High-Risk Problem Gambling Down Slightly, Sports Wagering Rises In New Jersey, New Report Says

According to a report published September 28, high-stakes problem gambling in New Jersey decreased a little even as sports wagering increased.

High-risk problem gambling is three times higher in New Jersey that in any other US state:

However, according to the aforementioned report submitted by Rutgers University and paid for by the New Jersey’s Division of Gambling Enforcement, it was discovered that the problem mentioned above is three times greater in that state than in any other US state. Written between December 2020 and April 2021, the report inspects 15 forms of gambling, involving online or in-person casino gambling, purchasing scratch-off or lottery tickets, wagering on horses or sports, playing fantasy sports, keno or bingo or diving into risky trades actions, which in the mentioned report is shown as part of gambling.

Commenting on the report, Attorney General Matthew Platkin commented as reported by Associated Press News: “We are taking a comprehensive look at the pervasiveness of gambling across the state. The report may better identify challenges for at-risk populations and spur the creation of programs to help them.” Additionally, Lia Nower of Rutgers University’s School of Social Work, Center for Gambling Studies, added: “The state is trying to learn as much as it can about gamblers’ activities to spot problems and offer help. New Jersey has led the nation in evaluating every bet placed online, and addressing the impact of wagering on its residents. This report provides evidence to guide prevention and education efforts for those at highest risk for gambling problems: Younger adults, members of ethnic and racial minority groups, and those who gamble on multiple activities and bet both online and in land-based venues.”

However, this report represents the first since 2017 to study this issue. The one from 2017 was an initial study completed to assess the effect of gambling via internet and officially started in New Jersey during November 2013.

Reason for reduction:

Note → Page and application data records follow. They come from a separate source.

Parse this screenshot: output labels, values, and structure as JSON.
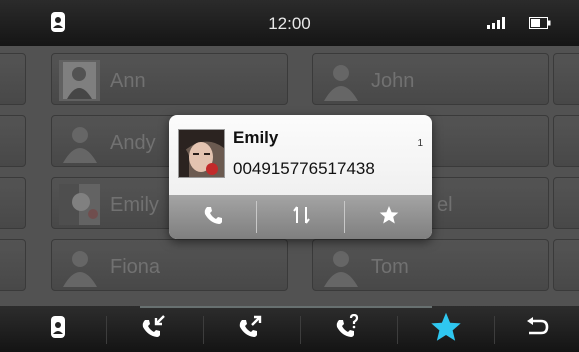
{
  "status_bar": {
    "time": "12:00",
    "left_icon": "phone-book-icon",
    "signal_icon": "signal-bars-icon",
    "battery_icon": "battery-icon"
  },
  "contacts": [
    {
      "name": "Ann",
      "avatar": "photo"
    },
    {
      "name": "John",
      "avatar": "silhouette"
    },
    {
      "name": "Andy",
      "avatar": "silhouette"
    },
    {
      "name": "",
      "avatar": "none"
    },
    {
      "name": "Emily",
      "avatar": "photo"
    },
    {
      "name": "el",
      "avatar": "none"
    },
    {
      "name": "Fiona",
      "avatar": "silhouette"
    },
    {
      "name": "Tom",
      "avatar": "silhouette"
    }
  ],
  "popup": {
    "name": "Emily",
    "number": "004915776517438",
    "badge": "1",
    "actions": [
      "call-icon",
      "transfer-icon",
      "favorite-star-icon"
    ]
  },
  "bottom_bar": {
    "items": [
      "phone-book-icon",
      "incoming-calls-icon",
      "outgoing-calls-icon",
      "missed-calls-icon",
      "favorites-star-icon",
      "back-icon"
    ],
    "active_index": 4
  },
  "colors": {
    "accent": "#2fc7f0",
    "background": "#5a5a5a",
    "popup_bg": "#f4f4f4"
  }
}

Although sports wagering has really taken off in the state, as of 2018, the total high-risk gambling rate has decreased from 6.3% to 5.6%. Also moderate and low risk gambling also reduced from nearly 15% to nearly 13%. To address the issue, the state has taken few steps, involving going out of its way to ease the rules for individuals who want to self-exclude from wagering, putting a statewide coordinator with a task to provide “all responsible gambling efforts”, establishing standards for ads for sports wagering firms and casinos, and collaborating with firms to utilize technology to supervise online wagering and to help vulnerable users.

Also, 61% of people from New Jersey have participated in minimum 1 gambling activity during the past 12 months, a 70% drop from the former report. Participation in sports wagering has grown from 15% during 2017 to more than 19% during 2021, and the number of people who only gamble online has tripled over the same period, from 5% to 15%. Furthermore, also for the mentioned period, the number of individuals who only gamble in-person fell from almost 76% to 49%, reflecting the worries of Atlantic City casino officials that a large number of the 9 existing casinos have not yet managed to go back to pre-COVID-19 profit levels when looking at cash earned from in-person players.

Lottery as the most popular form of gambling:

The most famous type of gambling stayed buying lottery tickets, 73% but fell by nearly 7% when it comes to popularity, and instant scratch-off tickets, 59.1% which also fell by nearly 5%. However, nearly 25% of respondents are included in high-risk stock trading, which involves margins or in-options, which is almost seven times more compared to the previous survey.

Individuals who engage in gambling were definitely more likely to binge-drink, experience mental health or drug use problems and use alcohol, illicit drugs and tobacco. Furthermore, the aforementioned university researches examined 3,512 state adults via online surveys or telephone and studied their gambling activities or self-reported patterns.